Pius Kipngetich Kirui, Bens
Trachoma is a neglected tropical disease and leading infectious cause of blindness, In Kenya it accounts for 19% of blindness. Past research on associated risk factors in Kenya have relied on traditional impact survey data only however non uniform distribution of prevalence in suspected endemic areas despite similar interventions measures calls for the need to include environmental and climatic potential risk factors in modeling trachoma transmission. Our study therefore aims at determining the prevalence of trachoma and its associated risks factors by use of spatial regression models in variable selection, estimation and prediction compared to conventional regression models. Through use of data from trachoma surveys and remotely sensed environmental and climatic data, spatial and non-spatial regression models were implemented. Regression results were then utilized in spatial interpolation using kriging and geographically weighted regression. Rainfall, presence of flies in children’s face, dirty faces of children and aridity were found out to be the significant variables that contributes towards trachoma transmission. Spatial lag model had the least value of akaike information criterion of 385.08 hence performed relatively better compared to the rest of the regressions models. In estimation of prevalence in places where data was not collected, multivariate regression kriging did slightly better than the geographically weighted regression. The study shows that Spatial regression models performs better compared to conventional regression models both in variable selection and in spatial prediction of trachoma prevalence.

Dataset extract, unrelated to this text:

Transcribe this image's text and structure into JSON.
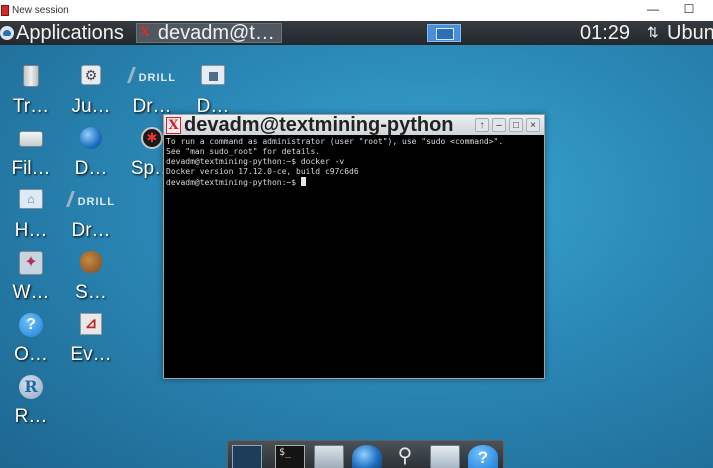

Among the spatial regressions the significant variables as obtained were similar though spatial lag performed relatively better compared to other regression models in variable selection based on AIC value and R -squared. There was minimal variation between the two spatial interpolation methods.